### Description of the task
For each line in the data that includes "this", make a copy.

───

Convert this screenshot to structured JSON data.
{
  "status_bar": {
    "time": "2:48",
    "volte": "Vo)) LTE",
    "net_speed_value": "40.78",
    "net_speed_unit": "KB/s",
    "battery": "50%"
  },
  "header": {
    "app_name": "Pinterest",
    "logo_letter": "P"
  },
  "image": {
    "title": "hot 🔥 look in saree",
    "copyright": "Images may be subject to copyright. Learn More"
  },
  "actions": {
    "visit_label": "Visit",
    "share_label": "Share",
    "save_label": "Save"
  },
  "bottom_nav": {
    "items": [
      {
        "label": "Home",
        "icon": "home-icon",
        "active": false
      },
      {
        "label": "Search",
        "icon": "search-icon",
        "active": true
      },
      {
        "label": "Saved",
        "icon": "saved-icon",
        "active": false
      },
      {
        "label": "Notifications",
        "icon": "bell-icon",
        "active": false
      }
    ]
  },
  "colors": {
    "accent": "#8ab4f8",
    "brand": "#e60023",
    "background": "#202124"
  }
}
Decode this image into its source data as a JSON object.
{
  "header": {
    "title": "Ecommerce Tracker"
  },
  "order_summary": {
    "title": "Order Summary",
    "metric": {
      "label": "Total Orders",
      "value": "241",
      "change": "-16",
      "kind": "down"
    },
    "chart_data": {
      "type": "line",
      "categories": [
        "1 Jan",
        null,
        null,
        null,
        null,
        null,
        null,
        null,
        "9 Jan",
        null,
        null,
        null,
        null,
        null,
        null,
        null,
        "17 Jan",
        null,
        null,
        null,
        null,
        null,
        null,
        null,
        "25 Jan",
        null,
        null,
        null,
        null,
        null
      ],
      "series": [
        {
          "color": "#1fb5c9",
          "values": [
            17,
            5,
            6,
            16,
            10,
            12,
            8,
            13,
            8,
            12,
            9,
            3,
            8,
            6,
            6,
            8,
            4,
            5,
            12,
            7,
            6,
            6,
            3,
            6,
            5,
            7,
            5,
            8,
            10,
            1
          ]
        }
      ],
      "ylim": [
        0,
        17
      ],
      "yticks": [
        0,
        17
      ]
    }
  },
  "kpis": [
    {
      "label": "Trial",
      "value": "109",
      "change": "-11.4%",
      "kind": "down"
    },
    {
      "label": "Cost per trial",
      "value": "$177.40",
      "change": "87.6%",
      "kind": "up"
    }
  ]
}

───

### Written solution
Convert this screenshot to structured JSON data.
Decode this image into its source data as a JSON object.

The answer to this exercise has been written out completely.